Pros and Cons of Living and Studying in Belgium
She chose Belgium because she knows French, although she wanted to study in English. We've asked Galina to speak about the pros and cons of living and studying in Belgium.
What’s Good About Studying in Belgium
A large selection of programs in English. Although the official languages in Belgium are Dutch, German, and French, universities offer many English-speaking programs. I study in English at the LUCA School of Arts.
Moreover, there are many one-year master's programs in Belgium. As a result, you have to pay twice less for your education. Non-EU students have to pay about €1,000 per year. I also had to pay an extra €200 for the textbooks.
To get a student visa, one needs a guarantor (for example, a parent who takes financial responsibility for the student) or a blocked account. A blocked account is one of the conditions for getting a student visa and a guarantee that the student has sufficient funds to cover their living expenses in Belgium.
I deposited €9,800 for 13 months, including the housing deposit. Every month, I get €700 from the School. I use €490 to pay rent and €210 for my living costs.
The creative atmosphere in dorms. My university has a wonderful residence hall. Students of the LUCA School of Arts and KU Leuven Faculty of Architecture live there because they are linked.
The administration of the hall regularly throws parties and events, which is very bonding. The top floor of the building accommodates a large living room with a pool table and a panoramic view of Brussels.
Interesting classes and opportunities to develop and be creative. We have an exhibition of art objects on the black hole information paradox. It's part of the big KNAL Festival that takes place in Leuven and Brussels. It's great that the university provides us with such an opportunity. Also, the School invites art experts from different countries as guest lecturers.
The university has extensive art facilities. Among them are a print shop and a laser cutting workshop. Besides, students are offered a lot of creative activities. For example, I had a free tango and a hip-hop class.
Also, the university provides free access to a large variety of computer programs. I downloaded the full Adobe package that I need for my studies.
Another good thing is that the university boasts quality student support services that include all kinds of help, from funding and housing to psychological assistance and healthcare.
Opportunity to work part-time while studying. Students can work 20 hours a week and earn about €11-15 per hour. The university offers JobTeaser to look for a job. The platform is available to everyone, but some jobs can only be viewed by students and graduates of the LUCA School of Arts.
What’s Good About Living in Belgium
Brussels is an international city with an unhurried pace of life. A foreigner would feel very comfortable here, even if they only speak English. With the basic level of French, I feel extremely comfortable here.
There is no rush. For a while, I couldn't get used to the fact that there are no deadlines and homework. For me, it is easier to study here than in the Communication Design undergraduate program at the Higher School of Economics that I completed in Russia.

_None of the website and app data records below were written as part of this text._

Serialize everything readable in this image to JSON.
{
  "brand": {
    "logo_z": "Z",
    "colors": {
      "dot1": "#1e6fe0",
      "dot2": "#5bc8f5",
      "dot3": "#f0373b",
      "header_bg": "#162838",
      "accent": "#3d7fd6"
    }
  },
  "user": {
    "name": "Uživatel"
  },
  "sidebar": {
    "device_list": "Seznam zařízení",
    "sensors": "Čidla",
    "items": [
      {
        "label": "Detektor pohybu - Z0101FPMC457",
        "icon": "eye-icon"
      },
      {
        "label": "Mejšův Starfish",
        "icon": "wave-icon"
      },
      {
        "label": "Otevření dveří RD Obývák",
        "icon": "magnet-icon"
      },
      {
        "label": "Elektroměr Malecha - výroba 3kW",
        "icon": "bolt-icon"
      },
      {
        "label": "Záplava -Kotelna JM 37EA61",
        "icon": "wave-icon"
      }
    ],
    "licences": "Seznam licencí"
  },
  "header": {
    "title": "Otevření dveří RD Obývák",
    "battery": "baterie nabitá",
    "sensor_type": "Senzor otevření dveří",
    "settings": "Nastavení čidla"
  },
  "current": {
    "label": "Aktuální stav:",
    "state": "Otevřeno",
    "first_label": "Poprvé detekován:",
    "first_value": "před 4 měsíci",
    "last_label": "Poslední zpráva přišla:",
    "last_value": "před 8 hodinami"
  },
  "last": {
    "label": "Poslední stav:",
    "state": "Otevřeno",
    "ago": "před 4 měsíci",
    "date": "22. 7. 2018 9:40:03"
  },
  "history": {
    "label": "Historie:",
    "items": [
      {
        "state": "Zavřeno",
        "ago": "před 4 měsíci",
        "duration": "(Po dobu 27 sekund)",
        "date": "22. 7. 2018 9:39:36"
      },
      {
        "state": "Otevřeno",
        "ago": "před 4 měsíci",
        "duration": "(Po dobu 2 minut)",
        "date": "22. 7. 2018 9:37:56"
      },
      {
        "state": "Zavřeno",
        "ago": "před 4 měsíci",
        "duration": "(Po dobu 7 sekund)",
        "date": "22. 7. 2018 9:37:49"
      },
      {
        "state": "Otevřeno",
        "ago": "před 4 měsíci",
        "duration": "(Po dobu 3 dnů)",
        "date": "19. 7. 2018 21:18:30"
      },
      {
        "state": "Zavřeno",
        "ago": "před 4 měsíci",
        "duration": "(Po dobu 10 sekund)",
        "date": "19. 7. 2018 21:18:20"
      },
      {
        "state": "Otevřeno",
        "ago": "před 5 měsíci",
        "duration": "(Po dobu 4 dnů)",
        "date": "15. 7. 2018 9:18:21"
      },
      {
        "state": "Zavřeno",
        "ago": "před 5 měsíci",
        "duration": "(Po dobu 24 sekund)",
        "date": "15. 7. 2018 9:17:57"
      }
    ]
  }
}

Great starting location to travel. Brussels is located in the center of Europe. You can get to the neighboring countries fast and at an affordable price. For example, a train ride to Cologne and back would cost you €40-50. A bus ticket to Paris and back is €38. It is cheaper on weekdays. When I went to Paris on Monday, I only had to pay €8 for the ride back. A one-way airline ticket to Copenhagen is €30.
When traveling by bus, I recommend using the FlixBus and BlaBlaCar platforms. Their buses are always late, but they never fail to refund the trip.
Cheap public transport. Students under 26 will only have to pay €12 for the annual student pass to use the metro, bus, and tram. A train ticket to Leuven, for example, costs about €8 for ten trips.
What’s Not So Good About Studying in Belgium
Most of the work is done by students independently. Professors don’t tell you what's bad or good during the semester. It seems like they are just fine with everything you do until the final exams come where they give their opinion already. I was totally confused by that when working on my master's thesis.
Initially, I thought that I would offer some options, we will discuss them and then decide on the topic that is best for me. In the end, however, all I heard was "You can do whatever you want." Locals say it's always like that in master’s studies here.
Rent prices. Renting a room in my dorm costs €490. It's a small but modern room with floor-to-ceiling windows, a shower, and a toilet. Internet and light are included in the price. The kitchen is shared, one for sixteen students living on two floors. You can go to the university website to see pictures and take a virtual tour. This was the cheapest and most convenient option near my university.
Most students rent rooms. The price depends on the area. It starts at €600 near my university and in the city center. You can use Brik to look for accommodation.
What’s Not So Good About Living in Belgium
Public transport is quite expensive for people older than 26. This applies to students who are over 26, too. A metro, tram, or bus ticket costs €2.6. You can get a pass for several trips, but it wouldn’t be much cheaper.
Bureaucracy. Everything is complicated and takes extremely long. Sometimes the City Hall employees don't even know what to do with you and send you to the wrong offices. It took me three months to get my resident permit.
Problems with contactless payment. In Brussels, it’s common that only Bancontact cards are accepted. There can be problems with Visa, Mastercard, and Maestro cards, so you’d better always have cash with you. I never thought I would experience such a problem in Europe.
By Galina Golovushkina